The Life of Buddha, by A. Ferdinand Herold, tr. by Paul C Blum , at sacred-texts.com
THE same hour that spring was born, a dream came to Maya as she slept. She saw a young elephant descending from the sky. It had six great tusks; it was as white as the snow on mountain-tops. Maya saw it enter her womb, and thousands of Gods suddenly appeared before her. They praised her with immortal songs, and Maya understood that nevermore would she know disquietude or hatred or anger.
Then she awoke. She was happy; it was a happiness she had never felt before. Arising, she arrayed herself in bright colors, and, followed by her most beautiful maidens, she passed through the palace-gates. She walked in the gardens until she came to a little wood, where she found a shaded seat. Then she sent two of her maidens to King Suddhodana with this message: "That the king should come to the wood; Queen Maya wishes to see him and will await him there."
The king promptly complied. He left the hall where, with the help of his counsellors, he had been administering justice to the inhabitants of the city.
[paragraph continues] He walked toward the wood, but, as he was about to enter, a strange feeling came over him. His limbs faltered, his hands trembled and tears welled from his eyes. And he thought:
"Never, not even in the heat of battle when fighting my bravest enemies, have I felt as profoundly disturbed as at this moment. Why is it I can not enter the wood where the queen awaits me? Can anyone explain my agitation?"
Whereupon a great voice thundered in the sky:

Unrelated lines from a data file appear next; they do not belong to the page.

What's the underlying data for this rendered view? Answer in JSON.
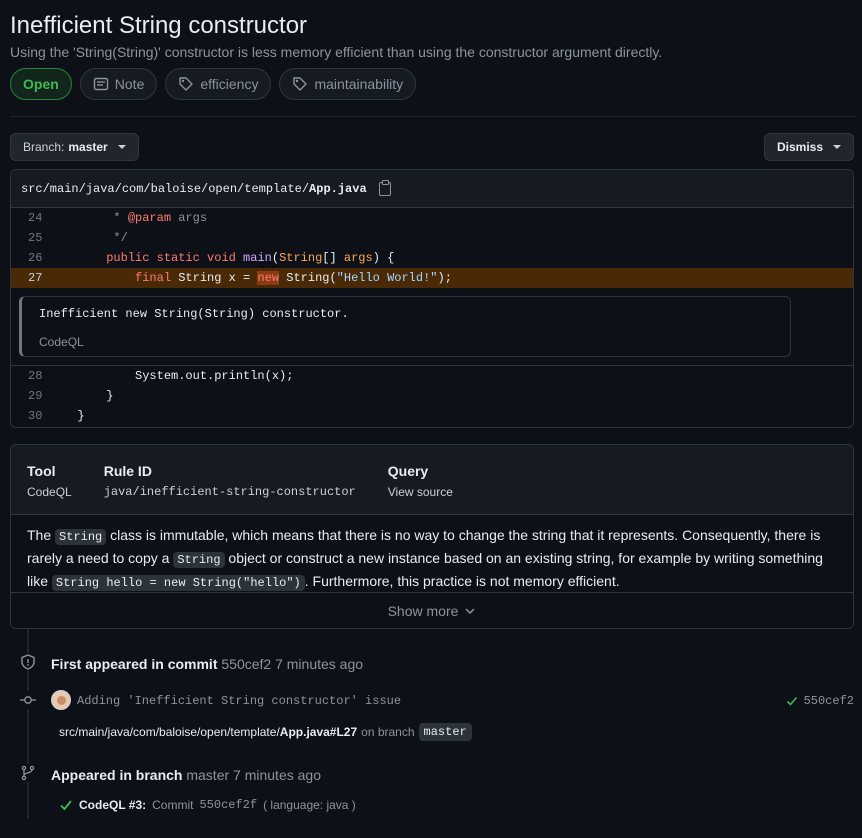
{
  "header": {
    "title": "Inefficient String constructor",
    "subtitle": "Using the 'String(String)' constructor is less memory efficient than using the constructor argument directly.",
    "labels": {
      "status": "Open",
      "severity": "Note",
      "tag1": "efficiency",
      "tag2": "maintainability"
    }
  },
  "toolbar": {
    "branch_prefix": "Branch:",
    "branch_name": "master",
    "dismiss_label": "Dismiss"
  },
  "file": {
    "path_prefix": "src/main/java/com/baloise/open/template/",
    "path_file": "App.java"
  },
  "code": {
    "l24_num": "24",
    "l24_a": "       * ",
    "l24_ann": "@param",
    "l24_b": " args",
    "l25_num": "25",
    "l25": "       */",
    "l26_num": "26",
    "l27_num": "27",
    "l28_num": "28",
    "l28": "          System.out.println(x);",
    "l29_num": "29",
    "l29": "      }",
    "l30_num": "30",
    "l30": "  }"
  },
  "alert": {
    "message": "Inefficient new String(String) constructor.",
    "source": "CodeQL"
  },
  "rule": {
    "tool_label": "Tool",
    "tool_value": "CodeQL",
    "rule_id_label": "Rule ID",
    "rule_id_value": "java/inefficient-string-constructor",
    "query_label": "Query",
    "query_value": "View source",
    "desc_1": "The ",
    "desc_code1": "String",
    "desc_2": " class is immutable, which means that there is no way to change the string that it represents. Consequently, there is rarely a need to copy a ",
    "desc_code2": "String",
    "desc_3": " object or construct a new instance based on an existing string, for example by writing something like ",
    "desc_code3": "String hello = new String(\"hello\")",
    "desc_4": ". Furthermore, this practice is not memory efficient.",
    "show_more": "Show more"
  },
  "timeline": {
    "first_appeared_label": "First appeared in commit",
    "first_appeared_meta": "550cef2 7 minutes ago",
    "commit_message": "Adding 'Inefficient String constructor' issue",
    "commit_sha": "550cef2",
    "location_path_prefix": "src/main/java/com/baloise/open/template/",
    "location_path_file": "App.java#L27",
    "on_branch": "on branch",
    "branch": "master",
    "appeared_branch_label": "Appeared in branch",
    "appeared_branch_meta": "master 7 minutes ago",
    "check_name": "CodeQL #3:",
    "check_detail_prefix": "Commit",
    "check_detail_sha": "550cef2f",
    "check_detail_suffix": "( language: java )"
  },
  "colors": {
    "accent_green": "#3fb950",
    "highlight_line": "#4a2a06",
    "background": "#0d1117"
  }
}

"Be happy, King Suddhodana, worthiest of the Sakyas! He who seeks supreme knowledge is about to come into the world. He has chosen your family to be his family because of its fame, good fortune and virtue, and for mother he has chosen the noblest of all women, your wife, Queen Maya. Be happy, King Suddhodana! He who seeks supreme knowledge would fain be your son!"
The king knew that the Gods were speaking, and he rejoiced. Regaining his serenity, he entered the wood where Maya awaited him.
He .saw her; quietly, without .arrogance, he asked:
"Why did you send for me? What do you wish?" The queen told him of the dream she had had; then added:
"My lord, there are brahmans who are clever at interpreting dreams. Send for them. They will
know if the palace has been visited by good or evil, and if we should rejoice or mourn."
The king agreed, and brahmans familiar with the mystery of dreams were summoned to the palace. When they had heard Maya's story they spoke in this manner:
"A great joy is to be yours, O king, O queen. A son will be born to you, distinguished by the favor of the Gods. If, one day, he should renounce royalty, leave the palace, cast love aside; if, seized with compassion for the worlds, he should live the wandering life of a monk, he will deserve marvellous praise, he will richly deserve magnificent gifts. He will be adored by the worlds, for he will give them that which they hunger after. O master, O mistress, your son will be a Buddha!"
The brahmans withdrew. The king and queen looked at each other, and their faces were radiant with happiness and peace. Suddhodana then ordered that alms be distributed to the poor in Kapilavastu; and food was given to the hungry, drink to the thirsty, and the women received flowers and perfume. Maya became the object of their veneration; the sick crowded her path, and when she extended her right hand they were cured. The blind saw, the deaf heard, the dumb spoke, and when the dying touched a blade of grass she had gathered they recovered at once their health and their
strength. And above the city a ceaseless melody was borne on the wind, exquisite flowers rained from the sky, and songs of gratitude rose on the air around the palace walls.